The Camera Fundamentals class I’m offering is coming up fast: this Sunday, June 30th, at 1 pm! Find the details and a ticket pre-purchase link on the Classes page.

Due to popular demand, I will be offering this class again, but I haven’t set the date yet. Look for an announcement here, and expect it to be in the early fall.


So, there’s this theater event, see? It’s called 14/48. The basic idea is that you call in a bunch of actors, seven directors, seven playwrights, designers, and musicians. Then you sit them down in a room of a Thursday night, and say, “Here’s what’s happening, and here’s the theme. GO!” The writers get their theme, and have to turn in a 10 minute script by 8 am the next morning. At 9 am the next morning, the directors gather and randomly select an unmarked manila envelope. The designers pore over the scripts to figure out what they’ll need to come up with that day. Directors and writers discuss the scripts that have randomly paired them. At 10, the actors are randomly drawn, and directors head off with their casts to rehearse, block, memorize and make amazing this script that was finished mere hours ago.

Then, at 3:30 pm, tech rehearsals start. Then, at 8 pm, performances. 24 hours and 30 minutes have passed between the moment these artists gathered in a room and the moment they step on stage with their new play. And it’s not a train-wreck anywhere near as often as you might think. In fact, I’ve never seen a train-wreck, although I’ve certainly seen some uninspiring plays.

So now, the Kamikaze part. 45 or so artists gather in a room, and the ultimate layer of randomness is laid over the proceedings: everyone picks their job at random. You don’t know at the beginning of the night whether you’re going to be an actor or a writer or a director, or in the band, or designing props and costumes. And, as proved by this past weekend, this isn’t a train-wreck either.

I missed the last Kamikaze event, last year, due to schedule conflicts.

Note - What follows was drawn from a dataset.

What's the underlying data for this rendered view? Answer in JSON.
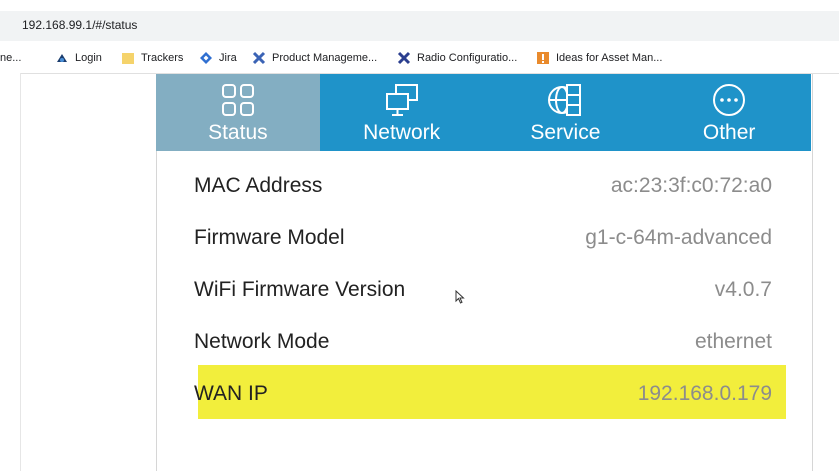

This year, as soon as I knew the dates, I cleared out my schedule and reserved the days. I took the Friday off from work. And I photographed the whole thing. I don’t yet have a gallery of photos up from the event (because I took just shy of 6700 photos over the course of the three days), but the lovely bloggers who covered the event in real time pulled primarily from my photos to illustrate the 14/48 blog. That’s a good first place to start.

Just like every 14/48 event I’ve ever photographed (three thus far, including this one), the experience was exhilarating, thought-provoking, wonderful, and exhausting in the extreme. I generated around 12 GB of photos. I made new friends. I got to experience the most elemental creation of theatrical art I’ve ever seen. And this time around, I got to witness the bug-eyed terror of actors writing their first plays, ever. I got to see the nervous glances of people who normally work behind the scenes, as they looked over their first acting scripts in far too long.

Far from presenting the world with seven disasters, 14/48 Kamikaze proved that people are more versatile than they think they are. We had seven shows each night which were in the best 14/48 tradition, without a stinker among them. That’s a pretty impressive feat.

For myself, I managed partial success in restraining my itchy trigger finger (the first 14/48 I shot, I recorded 8,448 photos, so the trend is good, even if the result isn’t as restrained as I might have hoped for). I got some wonderful pictures of friends and soon-to-be-friends doing this crazy thing they love. I got a combined 15 hours of sleep between Thursday night and Sunday morning (when I had foolishly scheduled a Shadow Series photo shoot which was worth it, but oh so tired). The sick thing is, I’m kind of ready to go do it all again.


I have no idea what to say about this photo. I’m riding the biggest wave of photo-awesomeness I’ve ever felt, and it’s all right here. To think, I actually said, “I think we’ve got enough for tonight,” moments before she turned her head just so and I nearly bruised my face raising the camera to my eye.